Separately, Gov. Larry Hogan’s administration called on the federal government to remove Maryland’s waters from the section of coast that Trump reopened for energy exploration last year.


“We are deeply concerned about the individual and cumulative impacts to marine species and habitats that may result from geological and geophysical surveys,” Natural Resources Secretary Mark Belton wrote in a letter to federal fisheries and energy officials Thursday.

The National Marine Fisheries Service approved permits last month for five companies to conduct seismic testing off the Atlantic coast. The permits are needed to allow “incidental harassment” of more than two dozen species including whales, dolphins, porpoises and sea turtles.

Opponents of the testing say it would do more than “harass” the animals — Frosh said major, constant seismic disruptions would be deadly.
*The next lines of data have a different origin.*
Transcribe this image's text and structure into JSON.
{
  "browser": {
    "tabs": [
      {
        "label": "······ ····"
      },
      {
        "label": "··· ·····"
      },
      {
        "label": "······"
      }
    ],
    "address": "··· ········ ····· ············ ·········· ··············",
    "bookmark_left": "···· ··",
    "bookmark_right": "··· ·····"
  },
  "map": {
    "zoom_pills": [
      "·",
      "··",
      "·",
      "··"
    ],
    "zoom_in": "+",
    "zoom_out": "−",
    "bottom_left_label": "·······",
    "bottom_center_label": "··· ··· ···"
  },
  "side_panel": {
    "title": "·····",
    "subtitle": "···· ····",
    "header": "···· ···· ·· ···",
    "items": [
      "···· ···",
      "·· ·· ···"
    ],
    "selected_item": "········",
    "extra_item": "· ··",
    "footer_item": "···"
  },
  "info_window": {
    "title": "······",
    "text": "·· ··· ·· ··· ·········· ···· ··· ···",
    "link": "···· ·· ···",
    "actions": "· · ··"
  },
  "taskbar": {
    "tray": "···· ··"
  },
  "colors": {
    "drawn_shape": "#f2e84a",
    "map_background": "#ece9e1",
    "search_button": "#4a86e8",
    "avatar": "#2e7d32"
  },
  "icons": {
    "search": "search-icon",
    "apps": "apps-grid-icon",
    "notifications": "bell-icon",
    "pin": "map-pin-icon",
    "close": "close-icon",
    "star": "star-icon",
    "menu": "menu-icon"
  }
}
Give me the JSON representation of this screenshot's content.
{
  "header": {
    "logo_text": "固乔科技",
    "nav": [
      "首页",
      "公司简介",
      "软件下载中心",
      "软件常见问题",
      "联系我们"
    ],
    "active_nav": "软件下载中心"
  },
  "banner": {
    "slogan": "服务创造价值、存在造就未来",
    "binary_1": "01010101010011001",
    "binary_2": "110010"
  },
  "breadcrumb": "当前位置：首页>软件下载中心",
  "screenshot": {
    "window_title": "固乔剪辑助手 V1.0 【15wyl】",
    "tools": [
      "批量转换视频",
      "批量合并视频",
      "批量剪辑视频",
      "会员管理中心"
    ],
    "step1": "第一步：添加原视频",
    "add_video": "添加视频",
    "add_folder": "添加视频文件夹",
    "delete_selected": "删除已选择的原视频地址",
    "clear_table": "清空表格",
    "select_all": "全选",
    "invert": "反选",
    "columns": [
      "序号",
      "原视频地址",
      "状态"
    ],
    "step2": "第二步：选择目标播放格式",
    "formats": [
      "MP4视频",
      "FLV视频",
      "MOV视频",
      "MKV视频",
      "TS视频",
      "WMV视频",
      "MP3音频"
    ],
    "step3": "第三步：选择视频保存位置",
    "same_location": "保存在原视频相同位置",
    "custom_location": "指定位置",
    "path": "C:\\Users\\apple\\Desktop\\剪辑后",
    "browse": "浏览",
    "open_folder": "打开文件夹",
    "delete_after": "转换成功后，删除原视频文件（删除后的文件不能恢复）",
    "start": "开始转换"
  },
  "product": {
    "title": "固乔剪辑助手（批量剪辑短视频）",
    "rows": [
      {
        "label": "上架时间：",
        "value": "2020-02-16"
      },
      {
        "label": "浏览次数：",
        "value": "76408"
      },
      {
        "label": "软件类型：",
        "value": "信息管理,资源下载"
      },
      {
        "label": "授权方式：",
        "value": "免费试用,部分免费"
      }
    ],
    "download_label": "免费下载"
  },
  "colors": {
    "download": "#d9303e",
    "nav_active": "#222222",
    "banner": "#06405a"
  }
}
In the lawsuit, Frosh and the attorneys general of North Carolina, Virginia, Delaware, New Jersey, New York, Connecticut, Massachusetts and Maine argue the federal government underestimates the impact the testing would have on marine wildlife, and also overestimates their populations in order to make any potential harms appear less significant.

“It’s continuous 160-decibel noise, and it goes on for months,” Frosh said.

“160 decibels under water is louder than a rock concert,” added National Aquarium CEO John Racanelli, who said he joins with Frosh and Belton in opposing offshore drilling.

The energy industry says the seismic surveys are one of many steps in a process to ensure that any future drilling would have minimal impact on the marine environment. It argues offshore resources need to be explored to ensure U.S. energy independence and affordability. Little is known about what resources may lie beneath the ocean floor because the area hasn’t been explored in decades.

Belton said the Hogan administration hopes to get the Trump administration to agree to remove Maryland waters from a zone the federal Bureau of Ocean Energy Management has established for exploration, as it did with Florida’s coast. He said the agency is expected to update its five-year plan for energy exploration early in 2019, and has sought plenty of input from states who have expressed opposition to the idea of offshore drilling.

The bureau “constantly says they’re going to take states’ interests in mind when they make their final decisions,” Belton said. “If they don’t take that into consideration, then you’ve got to think they’re just not telling the truth from the beginning. If so many folks and interests think it’s a bad idea, why would we move forward with it?”


Frosh said it didn’t seem fair that Maryland’s waters are open for energy exploration when Florida’s aren’t.

“Maryland has everything that Florida’s got, except Mar-a-Lago,” he said, referring to the Palm Beach resort Trump owns.